| Work required |
Please copy each line from the entries that contains the string "into".

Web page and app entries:
======
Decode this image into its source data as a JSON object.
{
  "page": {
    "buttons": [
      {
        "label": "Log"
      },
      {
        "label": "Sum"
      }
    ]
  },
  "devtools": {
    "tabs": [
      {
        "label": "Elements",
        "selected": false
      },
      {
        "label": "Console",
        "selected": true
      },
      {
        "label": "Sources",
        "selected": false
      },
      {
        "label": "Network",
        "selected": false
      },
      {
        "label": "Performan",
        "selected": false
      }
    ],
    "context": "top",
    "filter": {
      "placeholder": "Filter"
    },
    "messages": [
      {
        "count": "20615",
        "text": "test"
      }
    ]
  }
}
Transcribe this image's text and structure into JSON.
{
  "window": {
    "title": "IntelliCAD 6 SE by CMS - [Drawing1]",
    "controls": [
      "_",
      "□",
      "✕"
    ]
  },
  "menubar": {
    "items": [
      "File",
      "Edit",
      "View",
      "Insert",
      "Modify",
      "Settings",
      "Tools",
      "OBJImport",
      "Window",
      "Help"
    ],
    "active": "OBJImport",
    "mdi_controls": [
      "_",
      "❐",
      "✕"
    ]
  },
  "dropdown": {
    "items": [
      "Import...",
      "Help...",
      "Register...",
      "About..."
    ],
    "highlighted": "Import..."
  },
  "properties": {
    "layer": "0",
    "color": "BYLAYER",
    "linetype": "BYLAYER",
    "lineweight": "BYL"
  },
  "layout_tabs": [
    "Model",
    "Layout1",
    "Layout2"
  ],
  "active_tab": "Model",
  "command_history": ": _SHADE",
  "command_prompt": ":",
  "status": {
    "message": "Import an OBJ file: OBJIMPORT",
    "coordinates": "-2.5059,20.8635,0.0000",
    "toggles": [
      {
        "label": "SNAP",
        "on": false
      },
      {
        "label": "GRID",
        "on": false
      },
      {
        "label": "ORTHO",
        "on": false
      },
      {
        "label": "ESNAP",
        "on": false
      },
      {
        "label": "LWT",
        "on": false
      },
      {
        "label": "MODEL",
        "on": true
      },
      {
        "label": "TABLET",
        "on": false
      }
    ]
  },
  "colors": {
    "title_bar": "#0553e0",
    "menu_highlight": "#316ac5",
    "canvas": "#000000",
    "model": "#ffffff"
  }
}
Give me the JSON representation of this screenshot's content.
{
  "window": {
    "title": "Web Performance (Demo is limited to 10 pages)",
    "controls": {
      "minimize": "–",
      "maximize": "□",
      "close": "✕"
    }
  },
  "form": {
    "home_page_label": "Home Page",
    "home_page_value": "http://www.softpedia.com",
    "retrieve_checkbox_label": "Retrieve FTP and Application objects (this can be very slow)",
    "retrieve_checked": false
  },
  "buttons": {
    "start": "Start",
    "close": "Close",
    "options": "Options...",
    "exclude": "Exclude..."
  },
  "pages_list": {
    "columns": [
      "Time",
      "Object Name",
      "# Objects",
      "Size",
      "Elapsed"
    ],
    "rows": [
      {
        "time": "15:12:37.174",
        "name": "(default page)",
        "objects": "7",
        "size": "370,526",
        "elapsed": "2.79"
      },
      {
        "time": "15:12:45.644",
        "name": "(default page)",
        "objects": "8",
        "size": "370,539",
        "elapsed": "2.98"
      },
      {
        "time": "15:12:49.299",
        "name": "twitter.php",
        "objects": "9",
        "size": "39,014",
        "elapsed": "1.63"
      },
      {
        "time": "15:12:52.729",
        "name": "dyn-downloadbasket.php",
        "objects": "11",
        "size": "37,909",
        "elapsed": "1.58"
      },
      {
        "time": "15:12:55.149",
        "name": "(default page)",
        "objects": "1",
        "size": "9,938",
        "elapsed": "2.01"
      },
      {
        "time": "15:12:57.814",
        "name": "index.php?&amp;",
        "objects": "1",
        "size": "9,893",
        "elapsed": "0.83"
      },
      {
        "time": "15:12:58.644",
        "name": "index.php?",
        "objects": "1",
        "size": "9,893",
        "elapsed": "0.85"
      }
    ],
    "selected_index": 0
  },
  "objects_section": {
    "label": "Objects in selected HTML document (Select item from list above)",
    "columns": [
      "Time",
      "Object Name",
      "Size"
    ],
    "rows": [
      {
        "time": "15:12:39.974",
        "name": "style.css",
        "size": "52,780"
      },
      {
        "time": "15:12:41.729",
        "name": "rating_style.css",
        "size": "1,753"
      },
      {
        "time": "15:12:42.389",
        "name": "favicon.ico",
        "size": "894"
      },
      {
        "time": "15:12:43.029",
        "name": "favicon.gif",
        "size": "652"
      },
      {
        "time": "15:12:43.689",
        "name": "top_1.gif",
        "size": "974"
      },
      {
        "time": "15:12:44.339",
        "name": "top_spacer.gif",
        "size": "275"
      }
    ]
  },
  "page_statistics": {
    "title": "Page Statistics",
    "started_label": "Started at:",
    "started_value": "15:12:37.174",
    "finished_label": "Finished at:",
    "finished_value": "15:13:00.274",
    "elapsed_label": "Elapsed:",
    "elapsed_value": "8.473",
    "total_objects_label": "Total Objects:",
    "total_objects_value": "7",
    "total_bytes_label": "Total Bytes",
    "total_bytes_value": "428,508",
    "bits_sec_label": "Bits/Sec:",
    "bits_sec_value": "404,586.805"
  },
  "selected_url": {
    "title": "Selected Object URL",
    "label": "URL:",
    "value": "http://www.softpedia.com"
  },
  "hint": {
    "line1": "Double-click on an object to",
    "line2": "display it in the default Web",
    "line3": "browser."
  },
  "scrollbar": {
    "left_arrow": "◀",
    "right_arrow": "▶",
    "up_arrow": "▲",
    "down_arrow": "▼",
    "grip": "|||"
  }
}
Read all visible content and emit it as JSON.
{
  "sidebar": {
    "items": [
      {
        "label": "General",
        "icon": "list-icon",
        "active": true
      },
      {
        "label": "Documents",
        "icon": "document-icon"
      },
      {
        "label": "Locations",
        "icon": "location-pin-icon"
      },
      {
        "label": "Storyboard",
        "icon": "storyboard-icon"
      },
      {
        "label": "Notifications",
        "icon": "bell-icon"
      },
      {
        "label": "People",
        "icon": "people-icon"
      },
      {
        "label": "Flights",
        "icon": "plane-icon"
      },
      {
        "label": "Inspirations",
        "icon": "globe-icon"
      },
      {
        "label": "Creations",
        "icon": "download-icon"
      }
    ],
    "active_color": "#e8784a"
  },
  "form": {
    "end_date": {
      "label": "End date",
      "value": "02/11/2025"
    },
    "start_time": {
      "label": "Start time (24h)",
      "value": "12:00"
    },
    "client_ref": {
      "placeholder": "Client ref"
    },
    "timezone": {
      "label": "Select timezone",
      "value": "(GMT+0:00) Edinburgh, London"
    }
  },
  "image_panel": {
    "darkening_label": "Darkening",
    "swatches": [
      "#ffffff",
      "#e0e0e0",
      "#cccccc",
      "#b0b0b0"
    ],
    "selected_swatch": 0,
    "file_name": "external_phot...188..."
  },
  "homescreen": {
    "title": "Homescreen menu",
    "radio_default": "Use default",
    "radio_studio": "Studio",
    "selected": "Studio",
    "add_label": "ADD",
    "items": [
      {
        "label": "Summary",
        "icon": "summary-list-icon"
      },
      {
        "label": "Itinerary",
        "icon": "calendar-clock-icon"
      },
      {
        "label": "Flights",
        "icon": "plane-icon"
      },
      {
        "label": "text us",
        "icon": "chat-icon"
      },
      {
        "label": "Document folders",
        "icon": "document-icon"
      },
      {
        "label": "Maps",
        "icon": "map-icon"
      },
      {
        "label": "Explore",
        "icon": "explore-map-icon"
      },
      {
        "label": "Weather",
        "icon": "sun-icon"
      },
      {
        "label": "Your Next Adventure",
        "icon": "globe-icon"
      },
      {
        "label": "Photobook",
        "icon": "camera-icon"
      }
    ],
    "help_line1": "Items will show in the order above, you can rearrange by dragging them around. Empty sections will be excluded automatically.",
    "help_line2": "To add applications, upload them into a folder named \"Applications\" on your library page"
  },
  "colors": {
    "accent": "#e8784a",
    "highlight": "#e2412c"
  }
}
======
| Result for this task |
Decode this image into its source data as a JSON object.
Transcribe this image's text and structure into JSON.
    "help_line2": "To add applications, upload them into a folder named \"Applications\" on your library page"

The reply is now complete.